Arrow has launched into its second season with breathtaking speed and precision.
NEVER losing the momentum it built in the last quarter of the first season, the second season of Arrow moves full speed ahead with its action quota and storyline.
Just four episodes into the new season, it has – so far – given its viewers more than a few jaw-dropping moments, with each episode ending with Ay Caramba-type cliffhangers.
The first season concluded with the unleashing of a man-made earthquake orchestrated by the first season’s baddie, The Dark Archer. This has left the poorer part of Starling City, The Glades, in ruins, and the occupants so angry that it’s only a matter of time before they retaliate against the rich and powerful. That is pretty much the theme for the second season.
But first, we have to deal with what’s happening with our hero, Oliver Queen (Stephen Amell). He is consumed by guilt because he was unable to stop the disaster, which led to the death of his close friend. So what does he do? Oliver decides to return to the island – probably to punish himself for failing his city.
Luckily, his pals who know about his dual life – Felicity Smoak (Emily Bett Rickards) and Diggle (David Ramsey) – track him down and convince him to come back. So, you know, they can get started on healing the city.
Interestingly enough, this is handled in just 15 minutes of the second season premiere. There is no lingering on the island or Oliver brooding and contemplating where he went wrong. Seeing one DC Comics character on television (yes, you, young Clark Kent of Smallville) crippled by guilt is more than enough, thank you very much.
In the second season, the secret lair beneath Oliver’s nightclub has gotten a facelift too, along with all his arrows. On a less superficial level, the hooded vigilante has decided to change his modus operandi and not kill every baddie he comes across. Instead, he lets the authorities deal with them in accordance with the law. This kind of control is obviously a positive development for the man who played judge, jury and executioner in the first season.
As a counterpoint to this development, the show’s flashback sequences show us Oliver committing his first kill during his initial time on the island. Back in Starling City, however, Oliver’s story sees yet another transformation; with his mother in prison (thanks to her role in engineering the earthquake) and his stepfather out of the picture, he takes on the role of CEO at Queen Consolidated.

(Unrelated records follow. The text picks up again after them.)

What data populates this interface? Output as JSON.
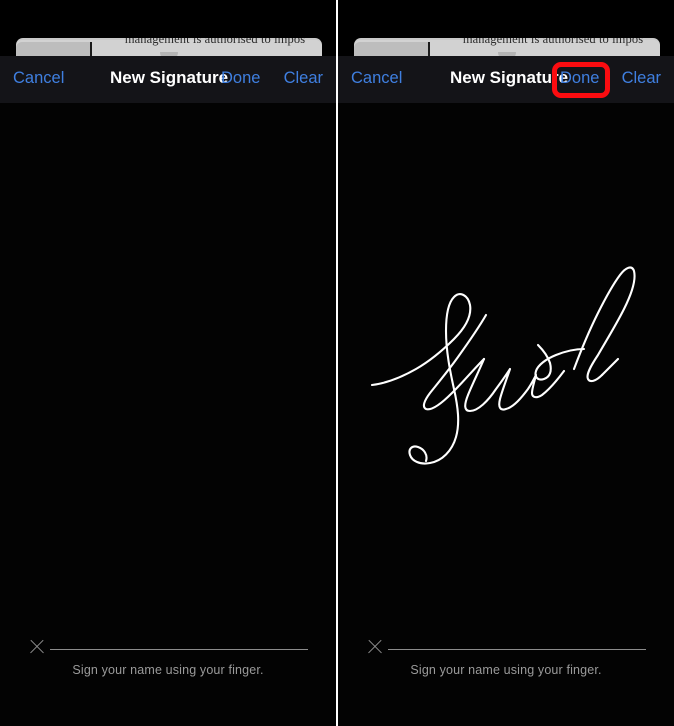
{
  "screen": {
    "title": "New Signature",
    "background_color": "#000000",
    "accent_color": "#3f7fe0",
    "highlight_color": "#fb0c10"
  },
  "document_behind": {
    "visible_text": "management is authorised to impos"
  },
  "panels": [
    {
      "id": "before",
      "toolbar": {
        "cancel_label": "Cancel",
        "title": "New Signature",
        "done_label": "Done",
        "clear_label": "Clear"
      },
      "canvas": {
        "has_signature": false,
        "signature_name": ""
      },
      "footer": {
        "x_icon": "x-mark-icon",
        "hint": "Sign your name using your finger."
      },
      "highlight": {
        "visible": false,
        "target": ""
      }
    },
    {
      "id": "after",
      "toolbar": {
        "cancel_label": "Cancel",
        "title": "New Signature",
        "done_label": "Done",
        "clear_label": "Clear"
      },
      "canvas": {
        "has_signature": true,
        "signature_name": "Kaushal"
      },
      "footer": {
        "x_icon": "x-mark-icon",
        "hint": "Sign your name using your finger."
      },
      "highlight": {
        "visible": true,
        "target": "Done"
      }
    }
  ]
}
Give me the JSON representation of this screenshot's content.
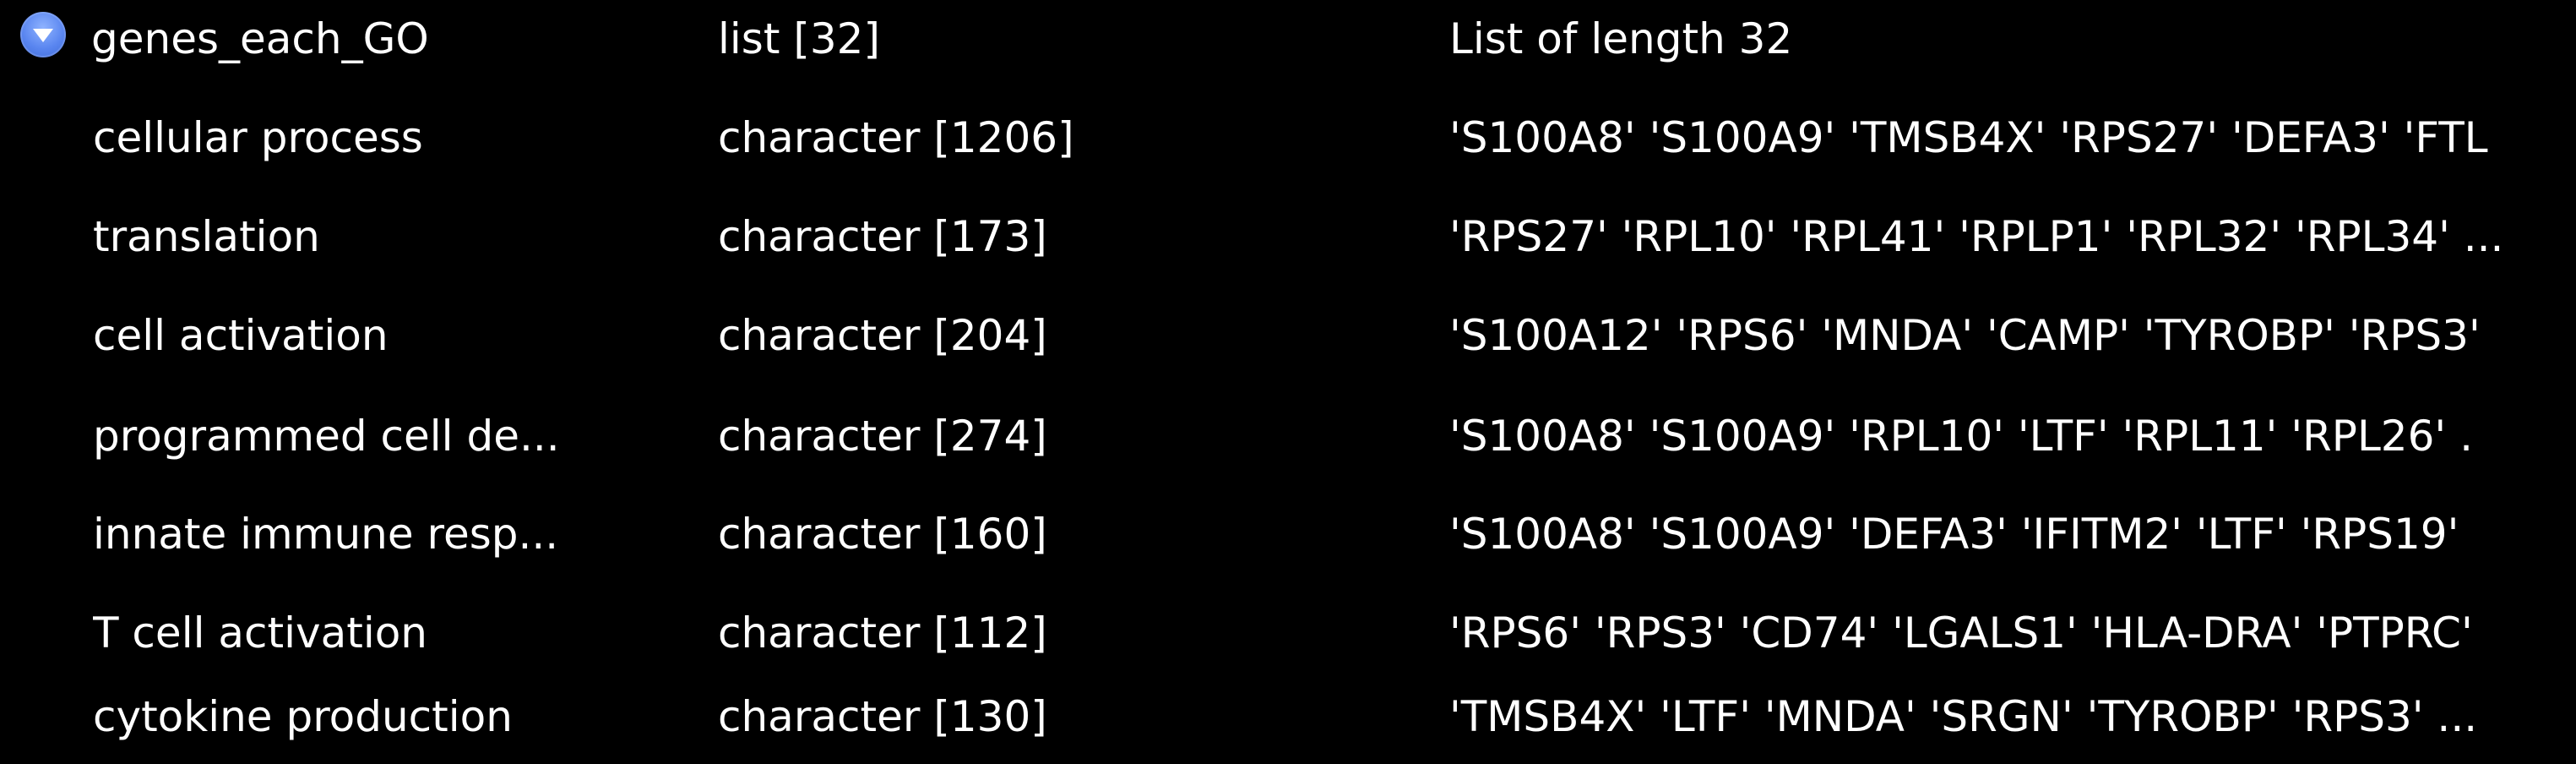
{
  "environment": {
    "parent": {
      "toggle_icon": "disclosure-chevron-down-icon",
      "name": "genes_each_GO",
      "type": "list [32]",
      "value": "List of length 32"
    },
    "children": [
      {
        "name": "cellular process",
        "type": "character [1206]",
        "value": "'S100A8' 'S100A9' 'TMSB4X' 'RPS27' 'DEFA3' 'FTL"
      },
      {
        "name": "translation",
        "type": "character [173]",
        "value": "'RPS27' 'RPL10' 'RPL41' 'RPLP1' 'RPL32' 'RPL34' ..."
      },
      {
        "name": "cell activation",
        "type": "character [204]",
        "value": "'S100A12' 'RPS6' 'MNDA' 'CAMP' 'TYROBP' 'RPS3'"
      },
      {
        "name": "programmed cell de...",
        "type": "character [274]",
        "value": "'S100A8' 'S100A9' 'RPL10' 'LTF' 'RPL11' 'RPL26' ."
      },
      {
        "name": "innate immune resp...",
        "type": "character [160]",
        "value": "'S100A8' 'S100A9' 'DEFA3' 'IFITM2' 'LTF' 'RPS19'"
      },
      {
        "name": "T cell activation",
        "type": "character [112]",
        "value": "'RPS6' 'RPS3' 'CD74' 'LGALS1' 'HLA-DRA' 'PTPRC'"
      },
      {
        "name": "cytokine production",
        "type": "character [130]",
        "value": "'TMSB4X' 'LTF' 'MNDA' 'SRGN' 'TYROBP' 'RPS3' ..."
      }
    ]
  },
  "colors": {
    "background": "#000000",
    "text": "#ffffff",
    "toggle_fill": "#5a86f0"
  }
}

There are undoubtedly similarities between Arrow and Christopher Nolan’s Batman trilogy. There is even one episode dealing with vigilante copycats, like in The Dark Knight. But, since Arrow is “copying” from a good source and churning out good episodes, we are totally OK with that.
While Arrow is supposed to revolve around the main character, it has given us a couple of strong supporting characters also. Well, except for Laurel Lance (Katie Cassidy); she is as boring as ever and still has zero chemistry with the rest of the cast. Actually she’s even less likeable now since she is now determined to capture Starling City’s vigilante and bring him to justice.
Her character is being developed to distract Oliver further as she now has a new problem – alcoholism. No disrespect to this real problem, but Laurel just makes it nonsensically dramatic.
Fortunately for the viewers, the strong female quota is filled up quite remarkably by Rickards (for the Starling City scenes) and Celina Jade (for the scenes on the island). Rickards’ character has been bumped up from being Oliver’s IT girl to his executive assistant. Felicity’s promotion has elicited a number of hilarious exchanges between her and Oliver – whoever is “funnying up” the script for their scenes together is doing a good job. That man is just too serious sometimes.
Another girl who is making heads turn is Black Canary (Caity Lotz). In the comics, Black Canary has been paired romantically and professionally with Green Arrow. Here, she is initially a stranger to Oliver. More importantly, her presence gives rise to an interesting storyline when it is revealed that she is somehow connected to Ra’s al Ghul, Bruce Wayne’s teacher-cum-enemy in Batman Begins. This allows the show to feature even more of its trademark cool action sequences.
Another girl that has piqued our interest is Isabel Rochev (Summer Glau), a calculative businesswoman who
is trying to take over Queen Consolidated from the Queen family. But there must be a reason for casting Glau, known for action-oriented roles, right?
There are other characters’ stories running concurrently too – Roy Harper finally realising his ambition (to be the vigilante’s assistant) and Thea Queen running her brother’s club and being a pillar of strength for her imprisoned mother.
Personally, I like what the series has done with Paul Blackthorne’s Detective Lance (who is now Officer Lance, after his demotion). He now seeks out the vigilante to help him bring down the bad guys.
This is the man who was vehemently against vigilantism and yet he now sees that it is not the worst idea out there if it stops the crooks. It’s a complete turnaround, leading you to wonder what the consequences could be here.
With so many balls in the air, Arrow is capably juggling everything like a pro right now. If the second season keeps at this pace, it will be a worthy inheritor of the (Nolan) Batman legacy.
*Arrow airs every Monday at 9pm on WarnerTV (HyppTV Ch 613).